Friday, April 10, 2020
12:00 PM - 12:50 PM
Center for Teaching Excellence
Thomas Cooper Library, Room L511
Ever wonder what students are truly learning through their research experience? We know that research is a well-established high-impact educational practice for undergraduate students. But how does that experience impact each individual student? This workshop will focus on how to support student reflection at appropriate and meaningful points in their experience. It will introduce the three domains of learning and their application to student reflection at each stage of the Seven Ps of Research. Participants will practice reflection in-action during the workshop and reflection on-action after the workshop.
This workshop counts as an elective toward the Integrative and Experiential Learning certificate.

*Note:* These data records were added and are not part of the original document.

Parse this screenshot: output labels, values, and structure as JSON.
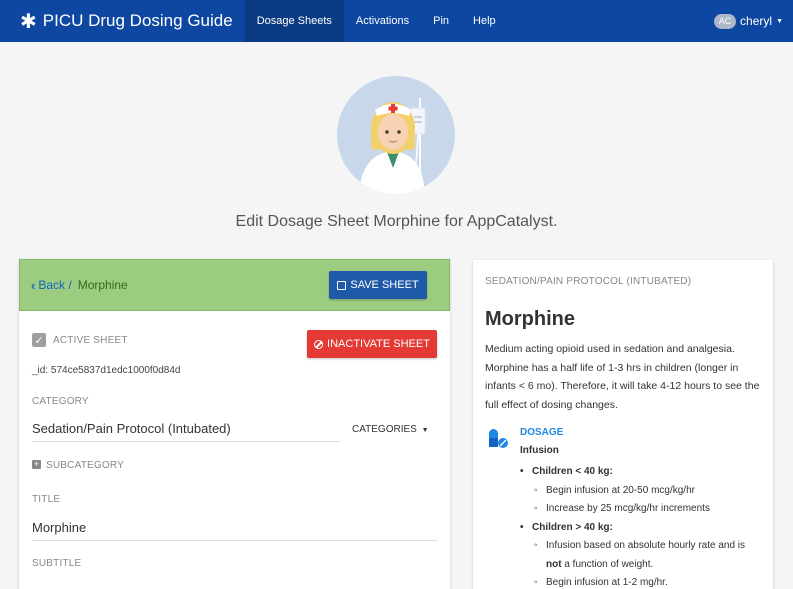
{
  "navbar": {
    "brand": "PICU Drug Dosing Guide",
    "items": [
      "Dosage Sheets",
      "Activations",
      "Pin",
      "Help"
    ],
    "active_index": 0,
    "user_initials": "AC",
    "user_name": "cheryl"
  },
  "page": {
    "heading": "Edit Dosage Sheet Morphine for AppCatalyst."
  },
  "form": {
    "breadcrumb_back": "Back /",
    "breadcrumb_current": "Morphine",
    "save_label": "SAVE SHEET",
    "active_label": "ACTIVE SHEET",
    "active_checked": true,
    "inactivate_label": "INACTIVATE SHEET",
    "id_text": "_id: 574ce5837d1edc1000f0d84d",
    "category_label": "CATEGORY",
    "category_value": "Sedation/Pain Protocol (Intubated)",
    "categories_btn": "CATEGORIES",
    "subcategory_label": "SUBCATEGORY",
    "title_label": "TITLE",
    "title_value": "Morphine",
    "subtitle_label": "SUBTITLE"
  },
  "preview": {
    "eyebrow": "SEDATION/PAIN PROTOCOL (INTUBATED)",
    "title": "Morphine",
    "description": "Medium acting opioid used in sedation and analgesia. Morphine has a half life of 1-3 hrs in children (longer in infants < 6 mo). Therefore, it will take 4-12 hours to see the full effect of dosing changes.",
    "dosage_heading": "DOSAGE",
    "dosage_sub": "Infusion",
    "group1_title": "Children < 40 kg:",
    "group1_items": [
      "Begin infusion at 20-50 mcg/kg/hr",
      "Increase by 25 mcg/kg/hr increments"
    ],
    "group2_title": "Children > 40 kg:",
    "group2_item1_a": "Infusion based on absolute hourly rate and is",
    "group2_item1_bold": "not",
    "group2_item1_b": "a function of weight.",
    "group2_item2": "Begin infusion at 1-2 mg/hr."
  },
  "colors": {
    "navbar": "#0d47a1",
    "header_green": "#9ccc80",
    "save_blue": "#1e5aa8",
    "inactivate_red": "#e53935",
    "accent_blue": "#1e88e5"
  },
  "icons": [
    "asterisk-icon",
    "caret-down-icon",
    "chevron-left-icon",
    "save-icon",
    "check-icon",
    "ban-icon",
    "plus-square-icon",
    "pill-icon"
  ]
}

In order for attendees to personally track their current registrations and attendance at certificate of completion workshops and events, the Center for Teaching Excellence is now requiring that all registrants create an account in our registration system and login to register for all workshops.
If you have an existing training account with the Division of Human Resources, Office of Organizational and Professional Development, you do not need to create an account. You can login using your HR training username and password. By logging in to register for CTE events, your complete training record for both CTE and HR trainings will be available with a single account and login.
Civil and Environmental Engineering
Charlie Pierce has been teaching at the University of South Carolina since 1998. He is a USC Connect Faculty Fellow for Integrative Learning and the Director for Diversity and Inclusion in his home department of civil and environmental engineering. He also serves as the campus representative and a division director for the American Society for Engineering Education. Pierce has spent the past decade creating student-centered learning environments in engineering through the adaptation and blending of pedagogical strategies. His interests include collaborative, problem-based learning to facilitate student development of transferable skills, such as critical thinking and decision making. He is a proud graduate of the University of New Hampshire (B.S.) and Northwestern University (M.S. and Ph.D.).